> **Work item**
From the records below, take each line where the string "title" shows up and copy it.

> **Supplied records**
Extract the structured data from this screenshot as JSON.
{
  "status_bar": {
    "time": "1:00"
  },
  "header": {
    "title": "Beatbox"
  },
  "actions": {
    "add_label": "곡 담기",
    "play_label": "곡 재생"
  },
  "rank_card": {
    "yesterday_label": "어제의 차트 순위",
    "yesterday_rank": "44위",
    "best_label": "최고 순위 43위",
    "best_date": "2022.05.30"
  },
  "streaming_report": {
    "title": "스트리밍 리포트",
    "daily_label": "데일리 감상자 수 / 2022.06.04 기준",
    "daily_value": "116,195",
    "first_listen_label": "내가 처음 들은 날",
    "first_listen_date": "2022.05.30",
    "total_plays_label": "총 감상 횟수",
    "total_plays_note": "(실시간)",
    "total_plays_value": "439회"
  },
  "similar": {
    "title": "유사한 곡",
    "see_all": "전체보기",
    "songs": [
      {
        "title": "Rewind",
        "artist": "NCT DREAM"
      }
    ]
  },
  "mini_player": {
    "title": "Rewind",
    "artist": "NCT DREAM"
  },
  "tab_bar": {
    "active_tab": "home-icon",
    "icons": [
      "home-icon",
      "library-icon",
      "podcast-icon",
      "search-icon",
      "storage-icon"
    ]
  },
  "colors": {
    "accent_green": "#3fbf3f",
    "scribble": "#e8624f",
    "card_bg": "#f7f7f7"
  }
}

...

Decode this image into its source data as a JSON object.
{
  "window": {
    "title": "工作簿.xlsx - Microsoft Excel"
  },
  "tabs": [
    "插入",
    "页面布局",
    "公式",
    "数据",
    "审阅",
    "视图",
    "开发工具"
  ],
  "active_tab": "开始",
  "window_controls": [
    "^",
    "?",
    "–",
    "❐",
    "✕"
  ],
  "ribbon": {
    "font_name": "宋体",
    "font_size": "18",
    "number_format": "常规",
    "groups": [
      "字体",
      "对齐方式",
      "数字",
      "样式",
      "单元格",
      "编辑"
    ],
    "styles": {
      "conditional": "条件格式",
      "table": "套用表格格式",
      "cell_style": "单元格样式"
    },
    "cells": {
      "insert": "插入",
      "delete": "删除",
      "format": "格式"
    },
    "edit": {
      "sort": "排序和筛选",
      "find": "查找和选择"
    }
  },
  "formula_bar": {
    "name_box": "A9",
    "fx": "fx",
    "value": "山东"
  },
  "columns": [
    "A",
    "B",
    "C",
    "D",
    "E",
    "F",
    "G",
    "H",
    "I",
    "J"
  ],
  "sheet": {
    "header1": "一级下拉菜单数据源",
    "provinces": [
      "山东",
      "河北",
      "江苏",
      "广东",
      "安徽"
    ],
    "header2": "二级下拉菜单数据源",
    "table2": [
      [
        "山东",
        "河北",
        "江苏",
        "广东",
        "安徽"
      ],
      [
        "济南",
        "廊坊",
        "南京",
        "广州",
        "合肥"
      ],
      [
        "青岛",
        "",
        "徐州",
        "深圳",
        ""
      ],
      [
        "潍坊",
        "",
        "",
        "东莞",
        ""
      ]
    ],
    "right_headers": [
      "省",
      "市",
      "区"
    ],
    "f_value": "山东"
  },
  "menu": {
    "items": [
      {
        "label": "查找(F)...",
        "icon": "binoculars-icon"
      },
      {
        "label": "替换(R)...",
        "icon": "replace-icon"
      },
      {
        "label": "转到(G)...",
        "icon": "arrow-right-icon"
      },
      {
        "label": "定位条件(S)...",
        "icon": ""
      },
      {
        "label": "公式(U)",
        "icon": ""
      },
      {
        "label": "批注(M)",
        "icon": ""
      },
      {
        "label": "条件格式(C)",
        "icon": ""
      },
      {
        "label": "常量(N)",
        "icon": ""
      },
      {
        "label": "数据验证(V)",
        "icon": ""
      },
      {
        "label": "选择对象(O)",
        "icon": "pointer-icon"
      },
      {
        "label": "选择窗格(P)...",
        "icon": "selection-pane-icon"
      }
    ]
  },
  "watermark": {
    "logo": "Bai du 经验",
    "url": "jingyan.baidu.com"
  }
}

> **Response box**
    "title": "Beatbox"
    "title": "스트리밍 리포트",
    "title": "유사한 곡",
        "title": "Rewind",
    "title": "Rewind",
    "title": "工作簿.xlsx - Microsoft Excel"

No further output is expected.